Thanks all for your patience and support!

On October 11th the treesitter came down from their perch in the tree named “Truth or Dare” after being sieged for five days in the midst of an early fall storm. Subsequently, the DNR has taken down our blockade, kept the area surveilled, and vowed to start roadwork in the forest that our blockade was protecting, literally paving the way for more colonial extraction. Us chameleons have been taking deep breathes, grieving, re-configuring, dreaming and scheming, and connecting with the incredible comrades we have found through this process. The blockade may be dead, but we believe that the spark of resistance to the death cult that is DNR’s timber practices lives on stronger than ever, and so do the precious new friendships and connections that have been forged. We are profoundly grateful to everyone who supported the blockade through physical presence, prayers, songs, gear, money, and encouraging words. We also want to express our gratitude and deep respect to all those taking a stan

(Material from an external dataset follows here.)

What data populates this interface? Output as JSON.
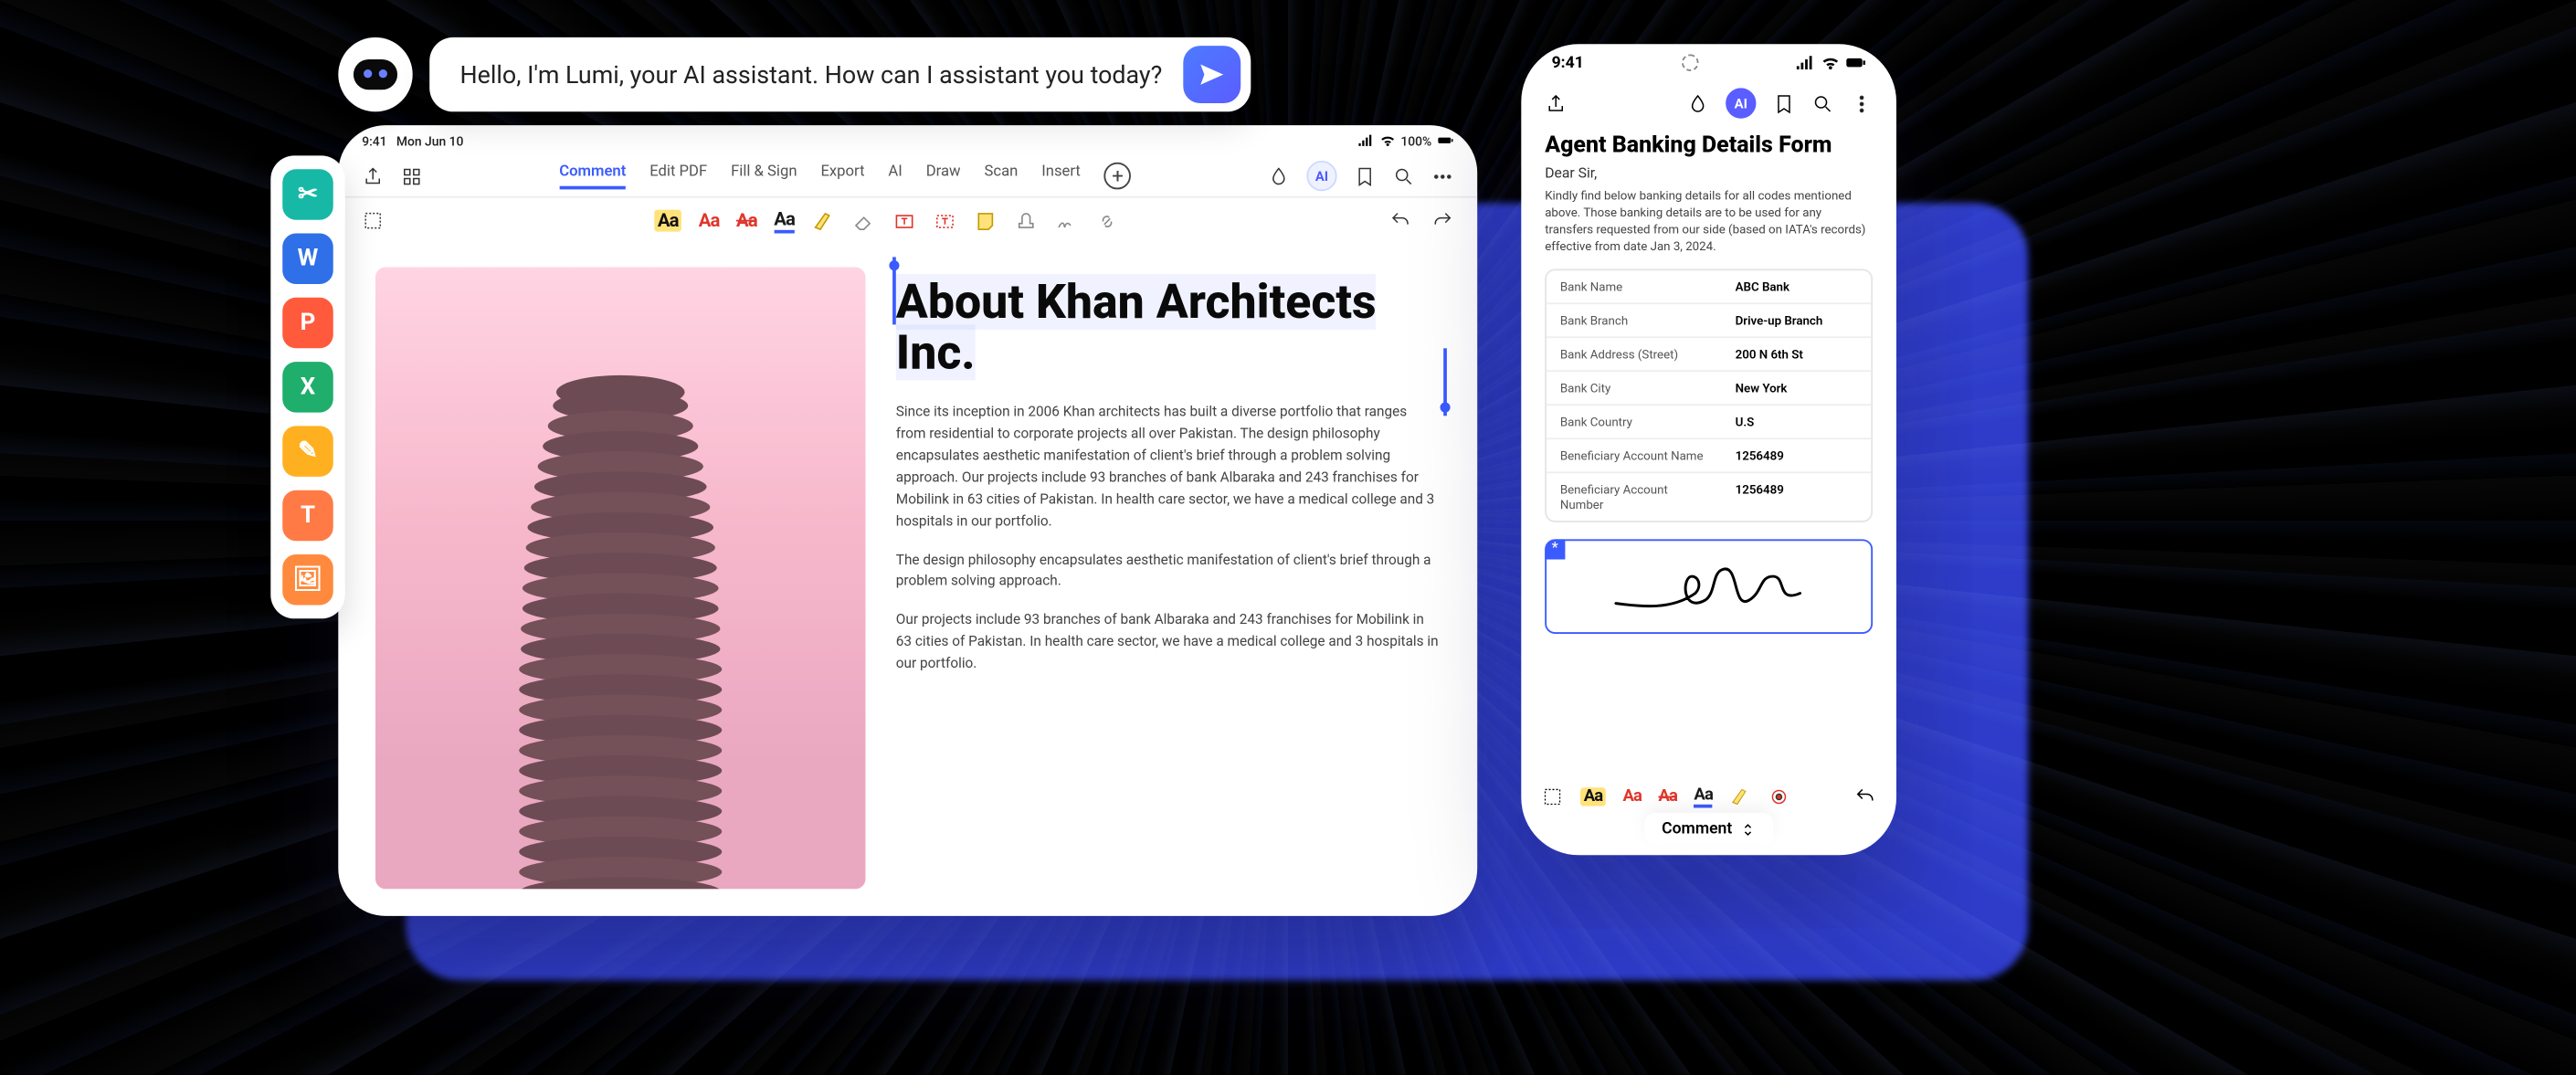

  On October 7th, law enforcement raided the blockade and tree-sitter support camp and taped off the area, threatening criminal trespassing charges for anyone who approaches the tree. Over the last four days, the tree-sitter has been surveilled by law enforcement 24/7 with flood lights shining on the tree throughout the night, preventing the delivery of supplies or visits from the public despite risk of hypothermia in cold and wet weather. Please show your solidarity by participating in the phone zap! Here is a script. MONDAY, OCT. 12TH, 9AM-4PM CHAMELEON BLOCKADE PHONE ZAP: Demand that the Department of Natural Resources cancel its plan to clear-cut a biodiverse native forest, and end the police siege of the tree sitter! Call every number 1x, 2x, 10x, or 100x!   "Hello _________, I am calling in support of the Chameleon Blockade in Capitol State Forest. I condemn your decision to continue a police siege of the tree sitter, denying him access to survival supplies and communication

Chameleon Blockade standing strong in the face of state repression. Logging is still halted!

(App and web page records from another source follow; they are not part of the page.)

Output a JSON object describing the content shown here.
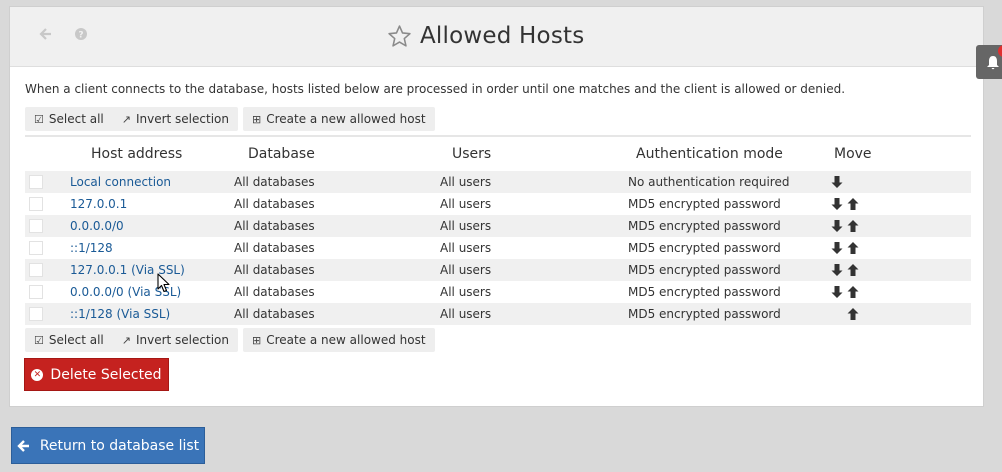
{
  "header": {
    "title": "Allowed Hosts",
    "back_icon": "arrow-left-icon",
    "help_icon": "question-circle-icon",
    "star_icon": "star-outline-icon"
  },
  "description": "When a client connects to the database, hosts listed below are processed in order until one matches and the client is allowed or denied.",
  "toolbar": {
    "select_all": "Select all",
    "invert_selection": "Invert selection",
    "create_host": "Create a new allowed host"
  },
  "table": {
    "columns": [
      "Host address",
      "Database",
      "Users",
      "Authentication mode",
      "Move"
    ],
    "rows": [
      {
        "host": "Local connection",
        "database": "All databases",
        "users": "All users",
        "auth": "No authentication required",
        "move_down": true,
        "move_up": false
      },
      {
        "host": "127.0.0.1",
        "database": "All databases",
        "users": "All users",
        "auth": "MD5 encrypted password",
        "move_down": true,
        "move_up": true
      },
      {
        "host": "0.0.0.0/0",
        "database": "All databases",
        "users": "All users",
        "auth": "MD5 encrypted password",
        "move_down": true,
        "move_up": true
      },
      {
        "host": "::1/128",
        "database": "All databases",
        "users": "All users",
        "auth": "MD5 encrypted password",
        "move_down": true,
        "move_up": true
      },
      {
        "host": "127.0.0.1 (Via SSL)",
        "database": "All databases",
        "users": "All users",
        "auth": "MD5 encrypted password",
        "move_down": true,
        "move_up": true
      },
      {
        "host": "0.0.0.0/0 (Via SSL)",
        "database": "All databases",
        "users": "All users",
        "auth": "MD5 encrypted password",
        "move_down": true,
        "move_up": true
      },
      {
        "host": "::1/128 (Via SSL)",
        "database": "All databases",
        "users": "All users",
        "auth": "MD5 encrypted password",
        "move_down": false,
        "move_up": true
      }
    ]
  },
  "actions": {
    "delete_selected": "Delete Selected",
    "return": "Return to database list"
  },
  "colors": {
    "link": "#1a5a96",
    "danger": "#c5221f",
    "primary": "#3a74b8"
  }
}
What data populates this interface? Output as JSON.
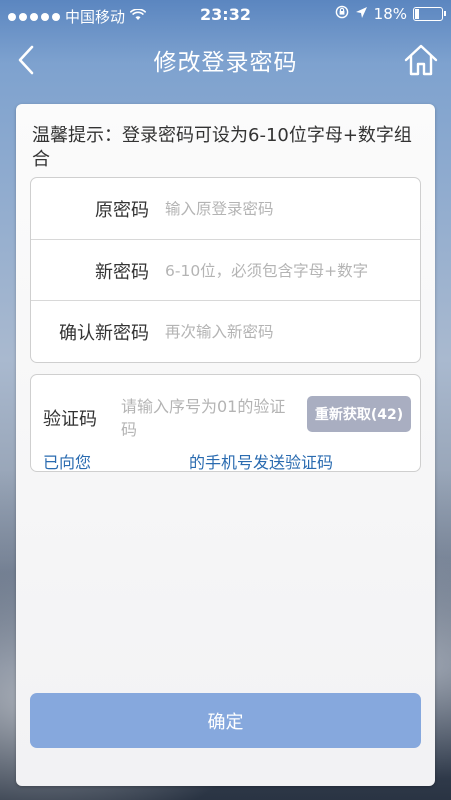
{
  "status_bar": {
    "carrier": "中国移动",
    "time": "23:32",
    "battery": "18%",
    "battery_fraction": 0.18
  },
  "nav": {
    "title": "修改登录密码",
    "back_icon": "chevron-left-icon",
    "home_icon": "home-icon"
  },
  "tip": "温馨提示：登录密码可设为6-10位字母+数字组合",
  "form": {
    "old_password": {
      "label": "原密码",
      "placeholder": "输入原登录密码"
    },
    "new_password": {
      "label": "新密码",
      "placeholder": "6-10位，必须包含字母+数字"
    },
    "confirm_password": {
      "label": "确认新密码",
      "placeholder": "再次输入新密码"
    }
  },
  "verify": {
    "label": "验证码",
    "placeholder": "请输入序号为01的验证码",
    "resend_label": "重新获取(42)",
    "sent_prefix": "已向您",
    "sent_suffix": "的手机号发送验证码"
  },
  "confirm_label": "确定",
  "colors": {
    "confirm_button": "#86a8dd",
    "resend_button": "#a9aec1",
    "link_text": "#2a6bb0"
  }
}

Early Wednesday afternoon, a convoy of trucks from at least four different law enforcement agencies parked on a logging road for an unannounced raid on a camp of forest protection activists, sweeping the camp away and leaving one man in the forest canopy tied to a contraption that continues to impede work on the controversial “Chameleon” timber sale. The officers came from the Thurston County Sheriff’s Office, the Washington State Patrol, the state Fish and Game Department, and the Washington State Department of Natural Resources (DNR), the agency which planned and sold the timber sale and manages all of the Capitol State Forest. Law enforcement temporarily closed the roads to through traffic while they cleared the activists from the camp. Ian Frederick, 29, a teacher from Olympia, was on the ground making coffee when the cops arrived. “There were just so many of them,” he said. “It seems like a lot of force to bring to deal with two unarmed civilians eating lunch.” The two activist

Forest Defenders launch blockade to stop clearcut of the ‘Chameleon’ Timber Sale

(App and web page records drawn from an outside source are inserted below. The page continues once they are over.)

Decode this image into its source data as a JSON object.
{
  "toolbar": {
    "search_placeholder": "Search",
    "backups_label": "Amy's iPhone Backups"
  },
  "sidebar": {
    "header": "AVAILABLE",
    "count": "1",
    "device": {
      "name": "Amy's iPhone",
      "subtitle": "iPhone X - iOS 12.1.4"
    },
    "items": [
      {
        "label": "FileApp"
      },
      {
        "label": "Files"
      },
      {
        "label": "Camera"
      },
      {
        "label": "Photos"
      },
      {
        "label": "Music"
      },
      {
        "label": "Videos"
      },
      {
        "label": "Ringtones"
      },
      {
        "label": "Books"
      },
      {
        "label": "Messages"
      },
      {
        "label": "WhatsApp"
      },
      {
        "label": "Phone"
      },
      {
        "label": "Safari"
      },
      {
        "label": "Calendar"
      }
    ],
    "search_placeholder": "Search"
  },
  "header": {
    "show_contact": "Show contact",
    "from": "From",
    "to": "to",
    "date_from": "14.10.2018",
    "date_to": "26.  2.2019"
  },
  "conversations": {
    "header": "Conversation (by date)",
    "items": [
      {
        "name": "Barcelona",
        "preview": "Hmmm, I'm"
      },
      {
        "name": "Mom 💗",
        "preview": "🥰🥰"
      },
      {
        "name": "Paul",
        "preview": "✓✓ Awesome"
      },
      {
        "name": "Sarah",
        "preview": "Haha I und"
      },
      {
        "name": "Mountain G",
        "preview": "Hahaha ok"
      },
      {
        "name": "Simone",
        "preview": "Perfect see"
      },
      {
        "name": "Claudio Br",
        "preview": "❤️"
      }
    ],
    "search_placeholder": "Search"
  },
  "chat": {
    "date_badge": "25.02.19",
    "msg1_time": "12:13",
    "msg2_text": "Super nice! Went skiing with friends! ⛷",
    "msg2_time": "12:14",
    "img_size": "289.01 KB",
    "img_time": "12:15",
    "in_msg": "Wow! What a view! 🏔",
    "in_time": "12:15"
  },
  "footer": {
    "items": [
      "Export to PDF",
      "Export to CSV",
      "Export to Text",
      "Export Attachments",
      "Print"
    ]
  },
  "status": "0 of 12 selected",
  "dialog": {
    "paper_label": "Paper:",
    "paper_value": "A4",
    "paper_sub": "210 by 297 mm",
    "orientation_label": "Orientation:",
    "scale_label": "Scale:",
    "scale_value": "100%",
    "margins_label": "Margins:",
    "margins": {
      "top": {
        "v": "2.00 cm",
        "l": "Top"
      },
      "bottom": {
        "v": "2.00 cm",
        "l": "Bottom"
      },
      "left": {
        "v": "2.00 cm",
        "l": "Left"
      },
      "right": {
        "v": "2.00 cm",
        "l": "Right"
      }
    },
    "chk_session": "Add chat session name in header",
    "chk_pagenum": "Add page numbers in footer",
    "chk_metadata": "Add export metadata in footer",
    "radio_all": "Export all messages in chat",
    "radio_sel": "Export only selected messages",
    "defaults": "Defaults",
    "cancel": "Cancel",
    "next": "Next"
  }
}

The Capitol State Forest, WA Forest Defenders today have launched a blockade to prevent the clear-cut logging of a 100-year-old forest west of Olympia on the traditional territory of the Chehalis people. The forest, part of the critically endangered Puget Lowland Eco-Region, was auctioned off by the Department of Natural Resources as the “Chameleon Timber Sale” to the Elma based Murphy's Logging Company. Protesters have set up a blockade preventing road building and logging in one of the largest and most biodiverse units of the timber sale. The site is home to a late-successional Douglas Fir forest (over 100 years since it was last logged), which is gaining old growth characteristics that support endangered wildlife. "It's absurd,” one protester said, "That the state of Washington under the leadership of the ‘climate change candidate’ Jay Inslee is still sanctioning clearcut logging on public lands.” Recent fires have been testament to the northwest’s vu